Task: For every entry, reproduce the wording exactly and omit any image it holds.

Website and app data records
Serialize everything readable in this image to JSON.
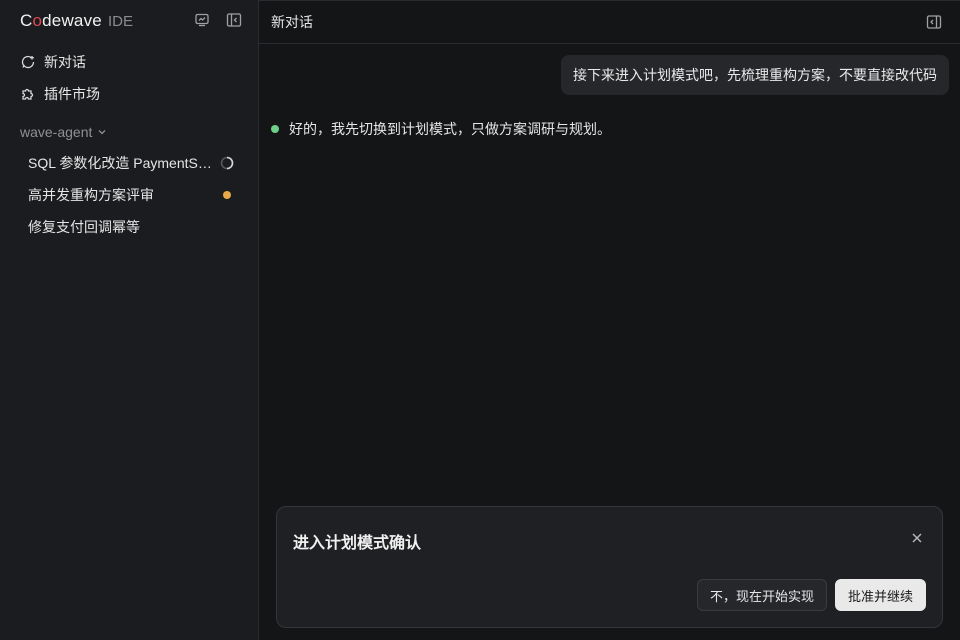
{
  "brand": {
    "name_pre": "C",
    "name_o": "o",
    "name_post": "dewave",
    "suffix": "IDE",
    "accent_color": "#e0484e"
  },
  "sidebar": {
    "nav": [
      {
        "label": "新对话",
        "icon": "new-chat-icon"
      },
      {
        "label": "插件市场",
        "icon": "puzzle-icon"
      }
    ],
    "group": {
      "label": "wave-agent"
    },
    "sessions": [
      {
        "title": "SQL 参数化改造 PaymentService",
        "status": "loading"
      },
      {
        "title": "高并发重构方案评审",
        "status": "unread",
        "status_color": "#e7a84a"
      },
      {
        "title": "修复支付回调幂等",
        "status": "none"
      }
    ]
  },
  "main": {
    "header_title": "新对话",
    "messages": {
      "user": "接下来进入计划模式吧，先梳理重构方案，不要直接改代码",
      "assistant": "好的，我先切换到计划模式，只做方案调研与规划。"
    }
  },
  "dialog": {
    "title": "进入计划模式确认",
    "decline_label": "不，现在开始实现",
    "approve_label": "批准并继续"
  }
}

Task answer:
Serialize everything readable in this image to JSON.
{
  "brand": {
    "name_pre": "C",
    "name_o": "o",
    "name_post": "dewave",
    "suffix": "IDE",
    "accent_color": "#e0484e"
  },
  "sidebar": {
    "nav": [
      {
        "label": "新对话",
        "icon": "new-chat-icon"
      },
      {
        "label": "插件市场",
        "icon": "puzzle-icon"
      }
    ],
    "group": {
      "label": "wave-agent"
    },
    "sessions": [
      {
        "title": "SQL 参数化改造 PaymentService",
        "status": "loading"
      },
      {
        "title": "高并发重构方案评审",
        "status": "unread",
        "status_color": "#e7a84a"
      },
      {
        "title": "修复支付回调幂等",
        "status": "none"
      }
    ]
  },
  "main": {
    "header_title": "新对话",
    "messages": {
      "user": "接下来进入计划模式吧，先梳理重构方案，不要直接改代码",
      "assistant": "好的，我先切换到计划模式，只做方案调研与规划。"
    }
  },
  "dialog": {
    "title": "进入计划模式确认",
    "decline_label": "不，现在开始实现",
    "approve_label": "批准并继续"
  }
}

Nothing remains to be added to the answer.